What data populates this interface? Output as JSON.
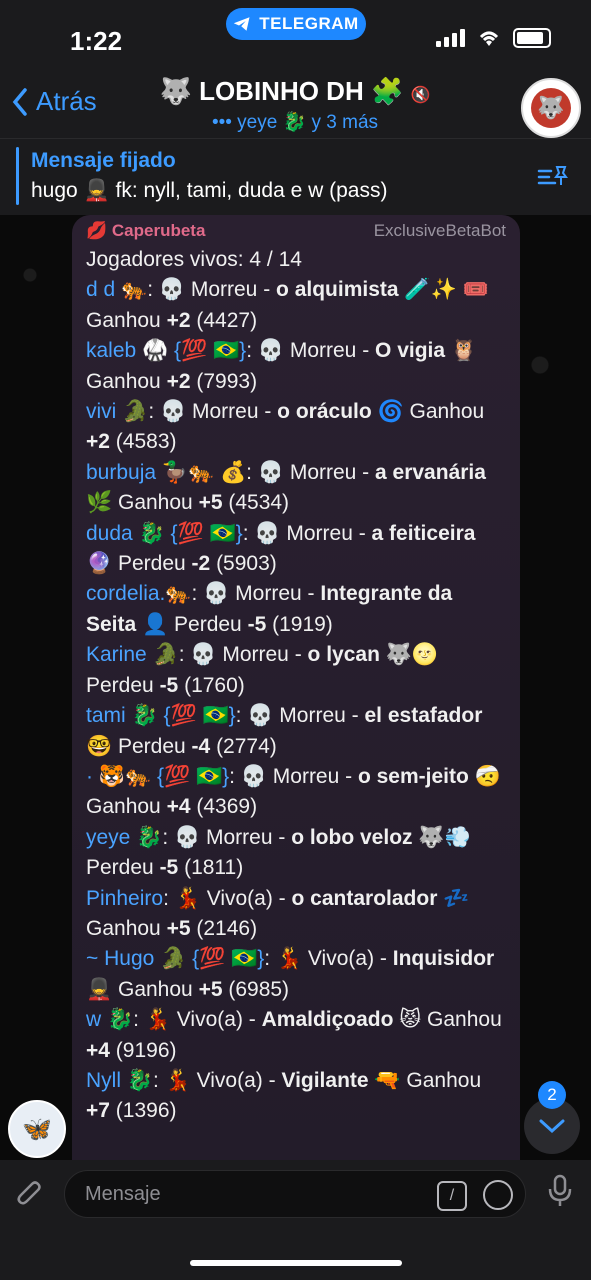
{
  "status": {
    "time": "1:22",
    "app_pill": "TELEGRAM"
  },
  "nav": {
    "back_label": "Atrás",
    "title": "🐺 LOBINHO DH 🧩",
    "subtitle": "••• yeye 🐉 y 3 más"
  },
  "pinned": {
    "title": "Mensaje fijado",
    "text": "hugo 💂 fk: nyll, tami, duda e w (pass)"
  },
  "message": {
    "sender": "💋 Caperubeta",
    "via": "ExclusiveBetaBot",
    "header_line": "Jogadores vivos: 4 / 14",
    "players": [
      {
        "name": "d d 🐅",
        "status": ": 💀 Morreu - ",
        "role": "o alquimista 🧪✨",
        "pre": "",
        "result": " 🎟️ Ganhou ",
        "score": "+2",
        "total": " (4427)"
      },
      {
        "name": "kaleb 🥋 {💯 🇧🇷}",
        "status": ": 💀 Morreu - ",
        "role": "O vigia 🦉",
        "result": " Ganhou ",
        "score": "+2",
        "total": " (7993)"
      },
      {
        "name": "vivi 🐊",
        "status": ": 💀 Morreu - ",
        "role": "o oráculo 🌀",
        "result": " Ganhou ",
        "score": "+2",
        "total": " (4583)"
      },
      {
        "name": "burbuja 🦆🐅 💰",
        "status": ": 💀 Morreu - ",
        "role": "a ervanária 🌿",
        "result": " Ganhou ",
        "score": "+5",
        "total": " (4534)"
      },
      {
        "name": "duda 🐉 {💯 🇧🇷}",
        "status": ": 💀 Morreu - ",
        "role": "a feiticeira 🔮",
        "result": " Perdeu ",
        "score": "-2",
        "total": " (5903)"
      },
      {
        "name": "cordelia.🐅",
        "status": ": 💀 Morreu - ",
        "role": "Integrante da Seita 👤",
        "result": " Perdeu ",
        "score": "-5",
        "total": " (1919)"
      },
      {
        "name": "Karine 🐊",
        "status": ": 💀 Morreu - ",
        "role": "o lycan 🐺🌝",
        "result": " Perdeu ",
        "score": "-5",
        "total": " (1760)"
      },
      {
        "name": "tami 🐉 {💯 🇧🇷}",
        "status": ": 💀 Morreu - ",
        "role": "el estafador 🤓",
        "result": " Perdeu ",
        "score": "-4",
        "total": " (2774)"
      },
      {
        "name": "· 🐯🐅 {💯 🇧🇷}",
        "status": ": 💀 Morreu - ",
        "role": "o sem-jeito 🤕",
        "result": " Ganhou ",
        "score": "+4",
        "total": " (4369)"
      },
      {
        "name": "yeye 🐉",
        "status": ": 💀 Morreu - ",
        "role": "o lobo veloz 🐺💨",
        "result": " Perdeu ",
        "score": "-5",
        "total": " (1811)"
      },
      {
        "name": "Pinheiro",
        "status": ": 💃 Vivo(a) - ",
        "role": "o cantarolador 💤",
        "result": " Ganhou ",
        "score": "+5",
        "total": " (2146)"
      },
      {
        "name": "~ Hugo 🐊 {💯 🇧🇷}",
        "status": ": 💃 Vivo(a) - ",
        "role": "Inquisidor 💂",
        "result": " Ganhou ",
        "score": "+5",
        "total": " (6985)"
      },
      {
        "name": "w 🐉",
        "status": ": 💃 Vivo(a) - ",
        "role": "Amaldiçoado 😾",
        "result": " Ganhou ",
        "score": "+4",
        "total": " (9196)"
      },
      {
        "name": "Nyll 🐉",
        "status": ": 💃 Vivo(a) - ",
        "role": "Vigilante 🔫",
        "result": " Ganhou ",
        "score": "+7",
        "total": " (1396)"
      }
    ]
  },
  "scroll": {
    "unread": "2"
  },
  "composer": {
    "placeholder": "Mensaje"
  }
}
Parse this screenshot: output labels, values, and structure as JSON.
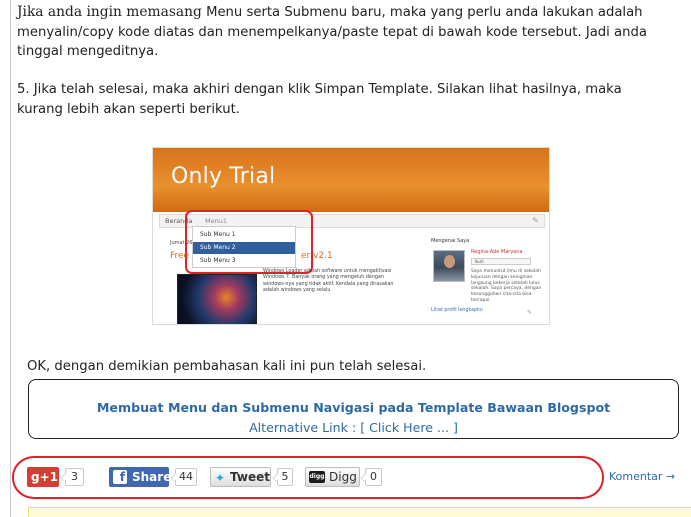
{
  "article": {
    "para1_lead": "Jika anda ingin memasang",
    "para1_rest": " Menu serta Submenu baru, maka yang perlu anda lakukan adalah menyalin/copy kode diatas dan menempelkanya/paste tepat di bawah kode tersebut. Jadi anda tinggal mengeditnya.",
    "para2": "5. Jika telah selesai, maka akhiri dengan klik Simpan Template. Silakan lihat hasilnya, maka kurang lebih akan seperti berikut.",
    "closing": "OK, dengan demikian pembahasan kali ini pun telah selesai."
  },
  "screenshot": {
    "blog_title": "Only Trial",
    "nav_home": "Beranda",
    "nav_menu": "Menu1",
    "dropdown_items": [
      "Sub Menu 1",
      "Sub Menu 2",
      "Sub Menu 3"
    ],
    "active_item": "Sub Menu 2",
    "post_date": "Jumat 26",
    "post_title_left": "Free",
    "post_title_right": "er v2.1",
    "post_body": "Windows Loader adalah software untuk mengaktivasi Windows 7. Banyak orang yang mengeluh dengan windows-nya yang tidak aktif. Kendala yang dirasakan adalah windows yang selalu",
    "sidebar_title": "Mengenai Saya",
    "sidebar_name": "Regina Ade Maryana",
    "sidebar_button": "Ikuti",
    "sidebar_text": "Saya menuntut ilmu di sekolah kejuruan dengan keinginan langsung bekerja setelah lulus sekolah. Saya percaya, dengan kesungguhan cita-cita bisa tercapai.",
    "sidebar_link": "Lihat profil lengkapku",
    "header_color": "#e07f23"
  },
  "linkbox": {
    "title": "Membuat Menu dan Submenu Navigasi pada Template Bawaan Blogspot",
    "alt_link": "Alternative Link : [ Click Here ... ]"
  },
  "share": {
    "gplus_label": "g+1",
    "gplus_count": "3",
    "facebook_label": "Share",
    "facebook_count": "44",
    "twitter_label": "Tweet",
    "twitter_count": "5",
    "digg_icon_text": "digg",
    "digg_label": "Digg",
    "digg_count": "0",
    "komentar_label": "Komentar →"
  },
  "colors": {
    "link_blue": "#2c6aa8",
    "highlight_red": "#e0202a",
    "facebook_blue": "#4267b2",
    "gplus_red": "#d73d32"
  }
}
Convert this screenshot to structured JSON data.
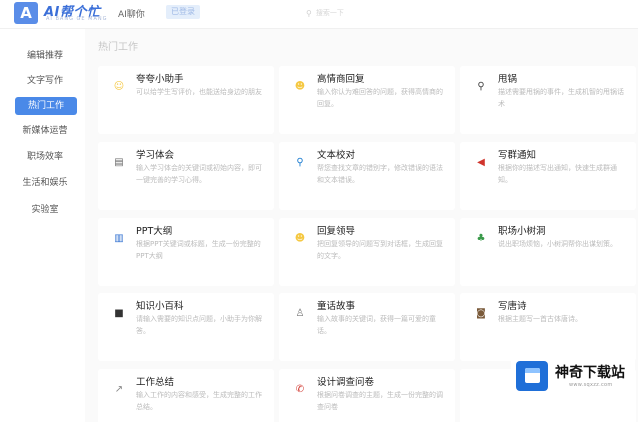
{
  "header": {
    "logo_mark": "A",
    "app_title": "AI帮个忙",
    "app_subtitle": "AI BANG GE MANG",
    "nav_link": "AI聊你",
    "badge": "已登录",
    "search_placeholder": "搜索一下"
  },
  "sidebar": {
    "items": [
      {
        "label": "编辑推荐",
        "active": false
      },
      {
        "label": "文字写作",
        "active": false
      },
      {
        "label": "热门工作",
        "active": true
      },
      {
        "label": "新媒体运营",
        "active": false
      },
      {
        "label": "职场效率",
        "active": false
      },
      {
        "label": "生活和娱乐",
        "active": false
      },
      {
        "label": "实验室",
        "active": false
      }
    ]
  },
  "main": {
    "section_title": "热门工作",
    "cards": [
      {
        "title": "夸夸小助手",
        "desc": "可以给学生写评价，也能送给身边的朋友",
        "icon": "smile-icon",
        "glyph": "☺",
        "color": "#f5c842"
      },
      {
        "title": "高情商回复",
        "desc": "输入你认为难回答的问题，获得高情商的回复。",
        "icon": "emoji-icon",
        "glyph": "☻",
        "color": "#f5c842"
      },
      {
        "title": "甩锅",
        "desc": "描述需要甩锅的事件，生成机智的甩锅话术",
        "icon": "magnifier-icon",
        "glyph": "⚲",
        "color": "#444444"
      },
      {
        "title": "学习体会",
        "desc": "输入学习体会的关键词或初始内容，即可一键完善的学习心得。",
        "icon": "book-icon",
        "glyph": "▤",
        "color": "#666666"
      },
      {
        "title": "文本校对",
        "desc": "帮您查找文章的错别字，修改错误的语法和文本错误。",
        "icon": "search-doc-icon",
        "glyph": "⚲",
        "color": "#1a7bd0"
      },
      {
        "title": "写群通知",
        "desc": "根据你的描述写出通知，快速生成群通知。",
        "icon": "megaphone-icon",
        "glyph": "◀",
        "color": "#d0342c"
      },
      {
        "title": "PPT大纲",
        "desc": "根据PPT关键词或标题，生成一份完整的PPT大纲",
        "icon": "chart-icon",
        "glyph": "▥",
        "color": "#2f6fd0"
      },
      {
        "title": "回复领导",
        "desc": "把回复领导的问题写到对话框，生成回复的文字。",
        "icon": "face-icon",
        "glyph": "☻",
        "color": "#f5c842"
      },
      {
        "title": "职场小树洞",
        "desc": "说出职场烦恼，小树洞帮你出谋划策。",
        "icon": "tree-icon",
        "glyph": "♣",
        "color": "#3a9a4a"
      },
      {
        "title": "知识小百科",
        "desc": "请输入需要的知识点问题，小助手为你解答。",
        "icon": "notebook-icon",
        "glyph": "■",
        "color": "#333333"
      },
      {
        "title": "童话故事",
        "desc": "输入故事的关键词，获得一篇可爱的童话。",
        "icon": "figure-icon",
        "glyph": "♙",
        "color": "#777777"
      },
      {
        "title": "写唐诗",
        "desc": "根据主题写一首古体唐诗。",
        "icon": "poem-icon",
        "glyph": "◙",
        "color": "#7a5a3a"
      },
      {
        "title": "工作总结",
        "desc": "输入工作的内容和感受，生成完整的工作总结。",
        "icon": "trend-icon",
        "glyph": "↗",
        "color": "#888888"
      },
      {
        "title": "设计调查问卷",
        "desc": "根据问卷调查的主题，生成一份完整的调查问卷",
        "icon": "phone-icon",
        "glyph": "✆",
        "color": "#d0342c"
      },
      {
        "title": "",
        "desc": "",
        "icon": "hidden-icon",
        "glyph": "",
        "color": "#cccccc"
      }
    ]
  },
  "watermark": {
    "title": "神奇下载站",
    "url": "www.sqxzz.com"
  }
}
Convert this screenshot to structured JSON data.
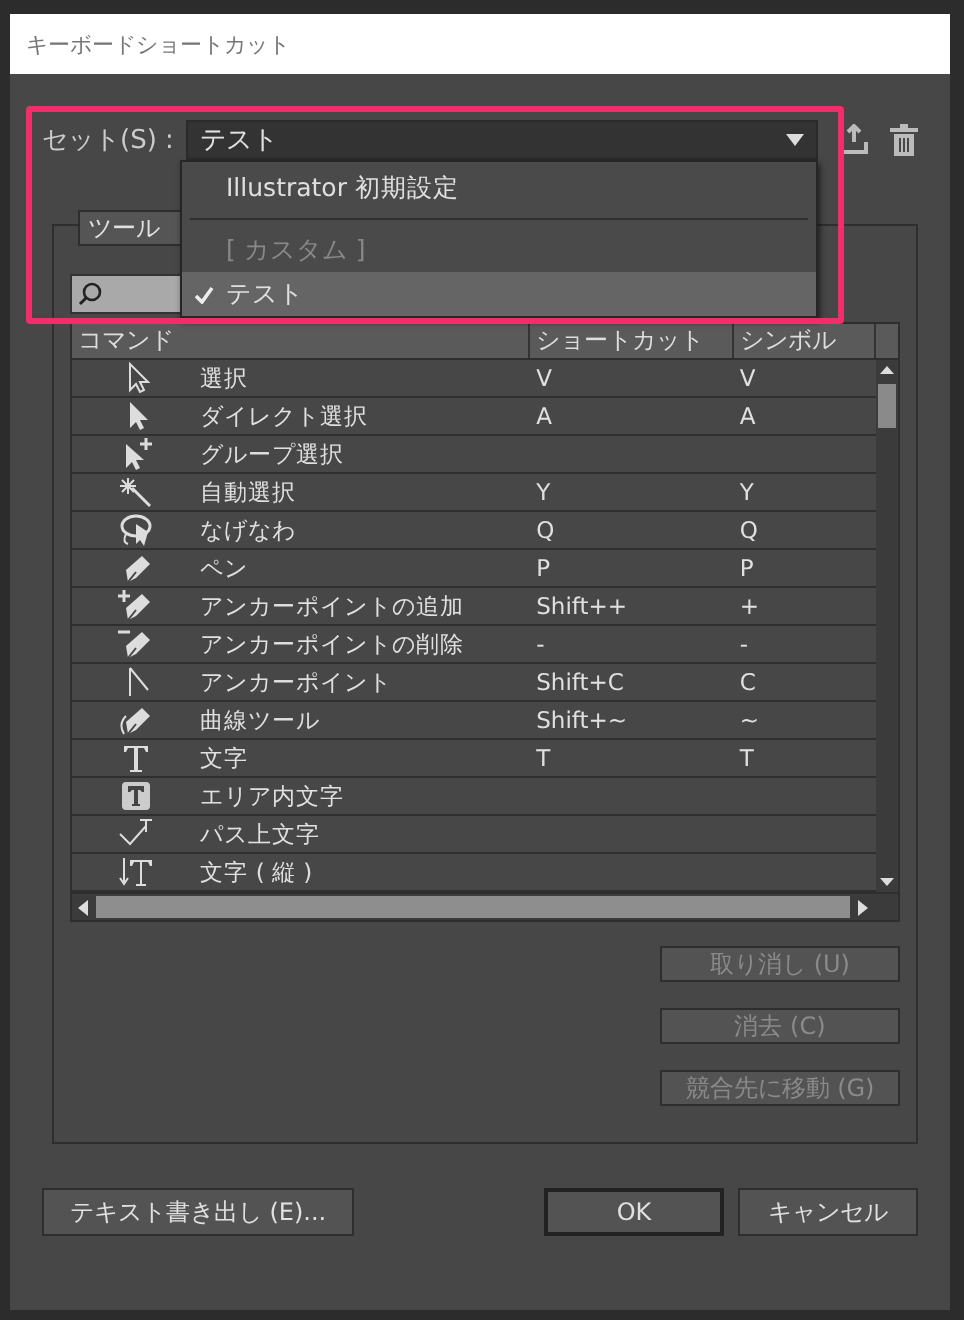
{
  "window": {
    "title": "キーボードショートカット"
  },
  "set": {
    "label": "セット(S) :",
    "value": "テスト"
  },
  "set_menu": [
    {
      "kind": "item",
      "label": "Illustrator 初期設定",
      "disabled": false,
      "checked": false,
      "selected": false
    },
    {
      "kind": "separator"
    },
    {
      "kind": "item",
      "label": "[ カスタム ]",
      "disabled": true,
      "checked": false,
      "selected": false
    },
    {
      "kind": "item",
      "label": "テスト",
      "disabled": false,
      "checked": true,
      "selected": true
    }
  ],
  "category_tab": {
    "label": "ツール"
  },
  "table": {
    "columns": [
      "コマンド",
      "ショートカット",
      "シンボル"
    ],
    "rows": [
      {
        "kind": "selection",
        "command": "選択",
        "shortcut": "V",
        "symbol": "V"
      },
      {
        "kind": "direct",
        "command": "ダイレクト選択",
        "shortcut": "A",
        "symbol": "A"
      },
      {
        "kind": "group",
        "command": "グループ選択"
      },
      {
        "kind": "wand",
        "command": "自動選択",
        "shortcut": "Y",
        "symbol": "Y"
      },
      {
        "kind": "lasso",
        "command": "なげなわ",
        "shortcut": "Q",
        "symbol": "Q"
      },
      {
        "kind": "pen",
        "command": "ペン",
        "shortcut": "P",
        "symbol": "P"
      },
      {
        "kind": "pen-add",
        "command": "アンカーポイントの追加",
        "shortcut": "Shift++",
        "symbol": "+"
      },
      {
        "kind": "pen-delete",
        "command": "アンカーポイントの削除",
        "shortcut": "-",
        "symbol": "-"
      },
      {
        "kind": "anchor",
        "command": "アンカーポイント",
        "shortcut": "Shift+C",
        "symbol": "C"
      },
      {
        "kind": "curvature",
        "command": "曲線ツール",
        "shortcut": "Shift+~",
        "symbol": "~"
      },
      {
        "kind": "type",
        "command": "文字",
        "shortcut": "T",
        "symbol": "T"
      },
      {
        "kind": "area-type",
        "command": "エリア内文字"
      },
      {
        "kind": "path-type",
        "command": "パス上文字"
      },
      {
        "kind": "vertical-type",
        "command": "文字 ( 縦 )"
      }
    ]
  },
  "side_buttons": [
    {
      "label": "取り消し (U)",
      "disabled": true
    },
    {
      "label": "消去 (C)",
      "disabled": true
    },
    {
      "label": "競合先に移動 (G)",
      "disabled": true
    }
  ],
  "footer": {
    "export_button": "テキスト書き出し (E)...",
    "buttons": [
      {
        "label": "OK",
        "default": true
      },
      {
        "label": "キャンセル",
        "default": false
      }
    ]
  }
}
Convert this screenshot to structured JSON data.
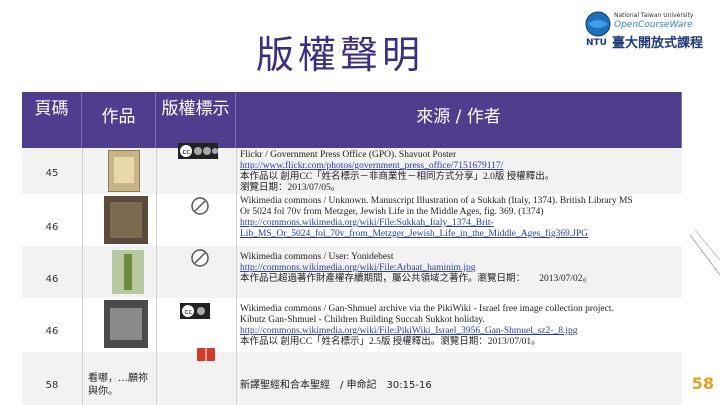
{
  "title": "版權聲明",
  "logo": {
    "en_line1": "National Taiwan University",
    "en_line2": "OpenCourseWare",
    "zh": "臺大開放式課程",
    "ntu": "NTU"
  },
  "table": {
    "headers": {
      "page": "頁碼",
      "work": "作品",
      "license": "版權標示",
      "source": "來源 / 作者"
    },
    "rows": [
      {
        "page": "45",
        "lines": [
          {
            "text": "Flickr / Government Press Office (GPO). Shavuot Poster",
            "style": "plain"
          },
          {
            "text": "http://www.flickr.com/photos/government_press_office/7151679117/",
            "style": "url"
          },
          {
            "text": "本作品以 創用CC「姓名標示－非商業性－相同方式分享」2.0版 授權釋出。",
            "style": "plain"
          },
          {
            "text": "瀏覽日期：2013/07/05。",
            "style": "plain"
          }
        ]
      },
      {
        "page": "46",
        "lines": [
          {
            "text": "Wikimedia commons / Unknown. Manuscript Illustration of a Sukkah (Italy, 1374). British Library MS",
            "style": "plain"
          },
          {
            "text": "Or 5024 fol 70v from Metzger, Jewish Life in the Middle Ages, fig. 369. (1374)",
            "style": "plain"
          },
          {
            "text": "http://commons.wikimedia.org/wiki/File:Sukkah_Italy_1374_Brit-",
            "style": "url"
          },
          {
            "text": "Lib_MS_Or_5024_fol_70v_from_Metzger_Jewish_Life_in_the_Middle_Ages_fig369.JPG",
            "style": "url"
          }
        ]
      },
      {
        "page": "46",
        "lines": [
          {
            "text": "Wikimedia commons / User: Yonidebest",
            "style": "plain"
          },
          {
            "text": "http://commons.wikimedia.org/wiki/File:Arbaat_haminim.jpg",
            "style": "url"
          },
          {
            "text": "本作品已超過著作財產權存續期間，屬公共領域之著作。瀏覽日期：　　2013/07/02。",
            "style": "plain"
          }
        ]
      },
      {
        "page": "46",
        "lines": [
          {
            "text": "Wikimedia commons / Gan-Shmuel archive via the PikiWiki - Israel free image collection project.",
            "style": "plain"
          },
          {
            "text": "Kibutz Gan-Shmuel - Children Building Succah Sukkot holiday.",
            "style": "plain"
          },
          {
            "text": "http://commons.wikimedia.org/wiki/File:PikiWiki_Israel_3956_Gan-Shmuel_sz2-_8.jpg",
            "style": "url"
          },
          {
            "text": "本作品以 創用CC「姓名標示」2.5版 授權釋出。瀏覽日期：2013/07/01。",
            "style": "plain"
          }
        ]
      },
      {
        "page": "58",
        "work_text": "看哪，…願祢與你。",
        "lines": [
          {
            "text": "新譯聖經和合本聖經　/ 申命記　30:15-16",
            "style": "plain"
          }
        ]
      }
    ]
  },
  "page_number": "58",
  "colors": {
    "header_bg": "#4f3d8d",
    "title": "#3f2e7c",
    "row_alt": "#f2f2f2",
    "link": "#2a3ea0"
  }
}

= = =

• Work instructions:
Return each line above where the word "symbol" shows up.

• Finished exercise:
        "symbol": "V"
        "symbol": "A"
        "symbol": "Y"
        "symbol": "Q"
        "symbol": "P"
        "symbol": "+"
        "symbol": "-"
        "symbol": "C"
        "symbol": "~"
        "symbol": "T"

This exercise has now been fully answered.